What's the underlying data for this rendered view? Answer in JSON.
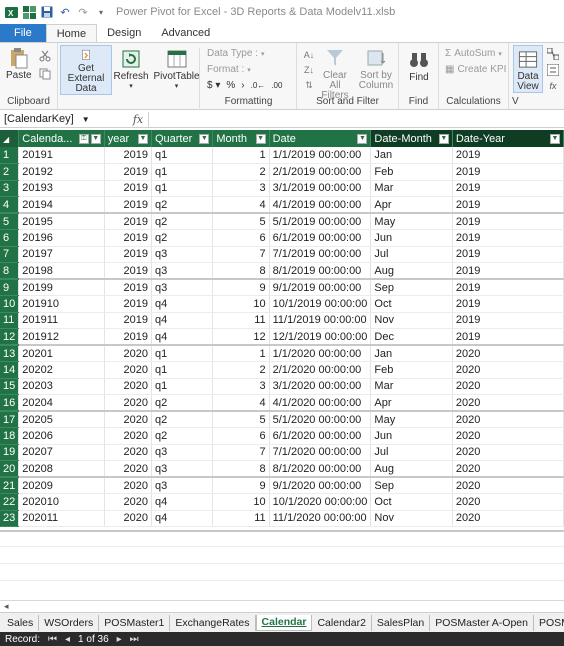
{
  "title": "Power Pivot for Excel - 3D Reports & Data Modelv11.xlsb",
  "tabs": {
    "file": "File",
    "home": "Home",
    "design": "Design",
    "advanced": "Advanced"
  },
  "ribbon": {
    "paste": "Paste",
    "get_external_data": "Get External Data",
    "refresh": "Refresh",
    "pivottable": "PivotTable",
    "data_type": "Data Type :",
    "format": "Format :",
    "clear_all_filters": "Clear All Filters",
    "sort_by_column": "Sort by Column",
    "find": "Find",
    "autosum": "AutoSum",
    "create_kpi": "Create KPI",
    "data_view": "Data View",
    "groups": {
      "clipboard": "Clipboard",
      "formatting": "Formatting",
      "sort_filter": "Sort and Filter",
      "find": "Find",
      "calculations": "Calculations",
      "view": "V"
    }
  },
  "formula_bar": {
    "name_box": "[CalendarKey]",
    "fx": "fx"
  },
  "columns": [
    "Calenda...",
    "year",
    "Quarter",
    "Month",
    "Date",
    "Date-Month",
    "Date-Year"
  ],
  "rows": [
    [
      "1",
      "20191",
      "2019",
      "q1",
      "1",
      "1/1/2019 00:00:00",
      "Jan",
      "2019"
    ],
    [
      "2",
      "20192",
      "2019",
      "q1",
      "2",
      "2/1/2019 00:00:00",
      "Feb",
      "2019"
    ],
    [
      "3",
      "20193",
      "2019",
      "q1",
      "3",
      "3/1/2019 00:00:00",
      "Mar",
      "2019"
    ],
    [
      "4",
      "20194",
      "2019",
      "q2",
      "4",
      "4/1/2019 00:00:00",
      "Apr",
      "2019"
    ],
    [
      "5",
      "20195",
      "2019",
      "q2",
      "5",
      "5/1/2019 00:00:00",
      "May",
      "2019"
    ],
    [
      "6",
      "20196",
      "2019",
      "q2",
      "6",
      "6/1/2019 00:00:00",
      "Jun",
      "2019"
    ],
    [
      "7",
      "20197",
      "2019",
      "q3",
      "7",
      "7/1/2019 00:00:00",
      "Jul",
      "2019"
    ],
    [
      "8",
      "20198",
      "2019",
      "q3",
      "8",
      "8/1/2019 00:00:00",
      "Aug",
      "2019"
    ],
    [
      "9",
      "20199",
      "2019",
      "q3",
      "9",
      "9/1/2019 00:00:00",
      "Sep",
      "2019"
    ],
    [
      "10",
      "201910",
      "2019",
      "q4",
      "10",
      "10/1/2019 00:00:00",
      "Oct",
      "2019"
    ],
    [
      "11",
      "201911",
      "2019",
      "q4",
      "11",
      "11/1/2019 00:00:00",
      "Nov",
      "2019"
    ],
    [
      "12",
      "201912",
      "2019",
      "q4",
      "12",
      "12/1/2019 00:00:00",
      "Dec",
      "2019"
    ],
    [
      "13",
      "20201",
      "2020",
      "q1",
      "1",
      "1/1/2020 00:00:00",
      "Jan",
      "2020"
    ],
    [
      "14",
      "20202",
      "2020",
      "q1",
      "2",
      "2/1/2020 00:00:00",
      "Feb",
      "2020"
    ],
    [
      "15",
      "20203",
      "2020",
      "q1",
      "3",
      "3/1/2020 00:00:00",
      "Mar",
      "2020"
    ],
    [
      "16",
      "20204",
      "2020",
      "q2",
      "4",
      "4/1/2020 00:00:00",
      "Apr",
      "2020"
    ],
    [
      "17",
      "20205",
      "2020",
      "q2",
      "5",
      "5/1/2020 00:00:00",
      "May",
      "2020"
    ],
    [
      "18",
      "20206",
      "2020",
      "q2",
      "6",
      "6/1/2020 00:00:00",
      "Jun",
      "2020"
    ],
    [
      "19",
      "20207",
      "2020",
      "q3",
      "7",
      "7/1/2020 00:00:00",
      "Jul",
      "2020"
    ],
    [
      "20",
      "20208",
      "2020",
      "q3",
      "8",
      "8/1/2020 00:00:00",
      "Aug",
      "2020"
    ],
    [
      "21",
      "20209",
      "2020",
      "q3",
      "9",
      "9/1/2020 00:00:00",
      "Sep",
      "2020"
    ],
    [
      "22",
      "202010",
      "2020",
      "q4",
      "10",
      "10/1/2020 00:00:00",
      "Oct",
      "2020"
    ],
    [
      "23",
      "202011",
      "2020",
      "q4",
      "11",
      "11/1/2020 00:00:00",
      "Nov",
      "2020"
    ]
  ],
  "sheet_tabs": [
    "Sales",
    "WSOrders",
    "POSMaster1",
    "ExchangeRates",
    "Calendar",
    "Calendar2",
    "SalesPlan",
    "POSMaster A-Open",
    "POSMaster B-Close"
  ],
  "active_sheet": "Calendar",
  "status": {
    "record_label": "Record:",
    "nav_first": "⏮",
    "nav_prev": "◂",
    "position": "1 of 36",
    "nav_next": "▸",
    "nav_last": "⏭"
  },
  "colors": {
    "header_green": "#217346",
    "file_blue": "#2b79c9"
  }
}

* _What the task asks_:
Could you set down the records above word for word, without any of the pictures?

* _Task response_:
What's the underlying data for this rendered view? Answer in JSON.
{
  "title": "Power Pivot for Excel - 3D Reports & Data Modelv11.xlsb",
  "tabs": {
    "file": "File",
    "home": "Home",
    "design": "Design",
    "advanced": "Advanced"
  },
  "ribbon": {
    "paste": "Paste",
    "get_external_data": "Get External Data",
    "refresh": "Refresh",
    "pivottable": "PivotTable",
    "data_type": "Data Type :",
    "format": "Format :",
    "clear_all_filters": "Clear All Filters",
    "sort_by_column": "Sort by Column",
    "find": "Find",
    "autosum": "AutoSum",
    "create_kpi": "Create KPI",
    "data_view": "Data View",
    "groups": {
      "clipboard": "Clipboard",
      "formatting": "Formatting",
      "sort_filter": "Sort and Filter",
      "find": "Find",
      "calculations": "Calculations",
      "view": "V"
    }
  },
  "formula_bar": {
    "name_box": "[CalendarKey]",
    "fx": "fx"
  },
  "columns": [
    "Calenda...",
    "year",
    "Quarter",
    "Month",
    "Date",
    "Date-Month",
    "Date-Year"
  ],
  "rows": [
    [
      "1",
      "20191",
      "2019",
      "q1",
      "1",
      "1/1/2019 00:00:00",
      "Jan",
      "2019"
    ],
    [
      "2",
      "20192",
      "2019",
      "q1",
      "2",
      "2/1/2019 00:00:00",
      "Feb",
      "2019"
    ],
    [
      "3",
      "20193",
      "2019",
      "q1",
      "3",
      "3/1/2019 00:00:00",
      "Mar",
      "2019"
    ],
    [
      "4",
      "20194",
      "2019",
      "q2",
      "4",
      "4/1/2019 00:00:00",
      "Apr",
      "2019"
    ],
    [
      "5",
      "20195",
      "2019",
      "q2",
      "5",
      "5/1/2019 00:00:00",
      "May",
      "2019"
    ],
    [
      "6",
      "20196",
      "2019",
      "q2",
      "6",
      "6/1/2019 00:00:00",
      "Jun",
      "2019"
    ],
    [
      "7",
      "20197",
      "2019",
      "q3",
      "7",
      "7/1/2019 00:00:00",
      "Jul",
      "2019"
    ],
    [
      "8",
      "20198",
      "2019",
      "q3",
      "8",
      "8/1/2019 00:00:00",
      "Aug",
      "2019"
    ],
    [
      "9",
      "20199",
      "2019",
      "q3",
      "9",
      "9/1/2019 00:00:00",
      "Sep",
      "2019"
    ],
    [
      "10",
      "201910",
      "2019",
      "q4",
      "10",
      "10/1/2019 00:00:00",
      "Oct",
      "2019"
    ],
    [
      "11",
      "201911",
      "2019",
      "q4",
      "11",
      "11/1/2019 00:00:00",
      "Nov",
      "2019"
    ],
    [
      "12",
      "201912",
      "2019",
      "q4",
      "12",
      "12/1/2019 00:00:00",
      "Dec",
      "2019"
    ],
    [
      "13",
      "20201",
      "2020",
      "q1",
      "1",
      "1/1/2020 00:00:00",
      "Jan",
      "2020"
    ],
    [
      "14",
      "20202",
      "2020",
      "q1",
      "2",
      "2/1/2020 00:00:00",
      "Feb",
      "2020"
    ],
    [
      "15",
      "20203",
      "2020",
      "q1",
      "3",
      "3/1/2020 00:00:00",
      "Mar",
      "2020"
    ],
    [
      "16",
      "20204",
      "2020",
      "q2",
      "4",
      "4/1/2020 00:00:00",
      "Apr",
      "2020"
    ],
    [
      "17",
      "20205",
      "2020",
      "q2",
      "5",
      "5/1/2020 00:00:00",
      "May",
      "2020"
    ],
    [
      "18",
      "20206",
      "2020",
      "q2",
      "6",
      "6/1/2020 00:00:00",
      "Jun",
      "2020"
    ],
    [
      "19",
      "20207",
      "2020",
      "q3",
      "7",
      "7/1/2020 00:00:00",
      "Jul",
      "2020"
    ],
    [
      "20",
      "20208",
      "2020",
      "q3",
      "8",
      "8/1/2020 00:00:00",
      "Aug",
      "2020"
    ],
    [
      "21",
      "20209",
      "2020",
      "q3",
      "9",
      "9/1/2020 00:00:00",
      "Sep",
      "2020"
    ],
    [
      "22",
      "202010",
      "2020",
      "q4",
      "10",
      "10/1/2020 00:00:00",
      "Oct",
      "2020"
    ],
    [
      "23",
      "202011",
      "2020",
      "q4",
      "11",
      "11/1/2020 00:00:00",
      "Nov",
      "2020"
    ]
  ],
  "sheet_tabs": [
    "Sales",
    "WSOrders",
    "POSMaster1",
    "ExchangeRates",
    "Calendar",
    "Calendar2",
    "SalesPlan",
    "POSMaster A-Open",
    "POSMaster B-Close"
  ],
  "active_sheet": "Calendar",
  "status": {
    "record_label": "Record:",
    "nav_first": "⏮",
    "nav_prev": "◂",
    "position": "1 of 36",
    "nav_next": "▸",
    "nav_last": "⏭"
  },
  "colors": {
    "header_green": "#217346",
    "file_blue": "#2b79c9"
  }
}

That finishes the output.